Lesson 12: Working With Strings

Homework: None



What is a string?
A string is technically an object, but to be more straight-forward it’s a collection of single characters (for example char c = ‘A’; could be in a string) that has different functions available to act upon them. This ‘collection’ of same-type variables is known as an array, and while a string is technically an array of characters, it does have other attributes that distinguish it from a simple character array.

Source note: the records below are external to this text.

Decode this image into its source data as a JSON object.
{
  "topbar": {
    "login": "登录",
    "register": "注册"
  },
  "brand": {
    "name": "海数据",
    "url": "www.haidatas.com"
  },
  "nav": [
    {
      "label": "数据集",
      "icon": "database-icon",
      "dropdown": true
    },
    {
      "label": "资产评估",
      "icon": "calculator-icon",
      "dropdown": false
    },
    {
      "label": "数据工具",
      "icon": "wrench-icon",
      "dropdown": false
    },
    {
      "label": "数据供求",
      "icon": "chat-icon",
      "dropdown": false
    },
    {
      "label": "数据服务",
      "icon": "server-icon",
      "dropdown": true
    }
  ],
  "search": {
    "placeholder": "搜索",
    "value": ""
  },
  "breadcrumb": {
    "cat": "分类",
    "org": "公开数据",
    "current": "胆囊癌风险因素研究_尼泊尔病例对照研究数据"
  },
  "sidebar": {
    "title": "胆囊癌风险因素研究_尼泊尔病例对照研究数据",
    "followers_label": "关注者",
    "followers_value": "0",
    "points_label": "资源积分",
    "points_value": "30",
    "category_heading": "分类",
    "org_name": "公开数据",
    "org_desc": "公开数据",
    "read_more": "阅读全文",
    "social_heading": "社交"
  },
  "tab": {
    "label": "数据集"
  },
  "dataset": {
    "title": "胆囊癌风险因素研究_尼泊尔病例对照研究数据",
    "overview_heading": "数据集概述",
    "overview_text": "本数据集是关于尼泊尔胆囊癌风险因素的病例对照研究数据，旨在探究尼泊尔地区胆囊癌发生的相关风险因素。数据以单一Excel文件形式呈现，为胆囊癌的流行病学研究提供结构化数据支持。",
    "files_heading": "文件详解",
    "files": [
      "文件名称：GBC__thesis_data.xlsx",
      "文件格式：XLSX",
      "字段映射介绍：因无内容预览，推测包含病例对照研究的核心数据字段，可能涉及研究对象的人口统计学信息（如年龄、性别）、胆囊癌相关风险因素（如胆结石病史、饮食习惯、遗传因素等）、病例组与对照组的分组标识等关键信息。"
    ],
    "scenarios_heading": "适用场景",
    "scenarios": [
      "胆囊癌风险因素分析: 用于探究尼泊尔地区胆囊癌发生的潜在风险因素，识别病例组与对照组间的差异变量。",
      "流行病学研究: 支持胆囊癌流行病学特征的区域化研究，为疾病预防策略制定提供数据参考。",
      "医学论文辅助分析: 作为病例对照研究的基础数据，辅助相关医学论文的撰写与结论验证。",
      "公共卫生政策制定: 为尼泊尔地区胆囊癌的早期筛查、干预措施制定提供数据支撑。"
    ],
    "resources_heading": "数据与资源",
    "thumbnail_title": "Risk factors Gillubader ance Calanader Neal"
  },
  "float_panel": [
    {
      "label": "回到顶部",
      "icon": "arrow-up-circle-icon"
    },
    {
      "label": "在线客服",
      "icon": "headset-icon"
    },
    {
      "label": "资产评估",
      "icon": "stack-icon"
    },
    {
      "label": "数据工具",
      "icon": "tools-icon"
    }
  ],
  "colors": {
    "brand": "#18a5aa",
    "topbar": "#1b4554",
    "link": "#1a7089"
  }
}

Functions related to string
So strings are different than normal variables, and even their counterpart char arrays (which I will not be teaching since strings are vastly superior in essentially every way). They can be loaded using cin >> stringName, but it’s not advisable. The reason why is because cin “breaks” (stops reading) on white-space. Strings are absolutely allowed to have white space in them (you can put virtually anything into a string). As a result to load a string with multiple words / numbers / symbols, we are going to use:

This code will get an entire “line” (Until enter is hit) and put it into the string (stringName in the example above).

String itself has a number of handy functions in it. It allows for “random access”, which means that we can easily view a single character in a string (similarly to how we would do so with an array in a few more lessons). To view a single letter using this method you could use the following code:

Random access means that we can access any item inside of the array without having to iterate through others first. We will get more into random access when we talk about container types without random access later on.

String.compare()
Using compare in string is one of the first times that I’ve used an object function in this series, so there are subtle syntax points that I want to touch on here. First off, let’s talk about the usage of string.compare() since I did make a small error in the video.

A few subtle things to notice

  • There is a different bit of syntax than we’ve seen in the past. There is a . followed by a function name, then the arguments we’re passing it.
  • The .comes after what is a “normal variable”. This is because strings are actually objects
  • In the future (lesson 21 or 22) when we cover classes, this is a universal topic. Object functions will be called via dot operators.
Lesson 11: Case study – Using loops to make a simple number guessing game
Lesson 13: File Input / Output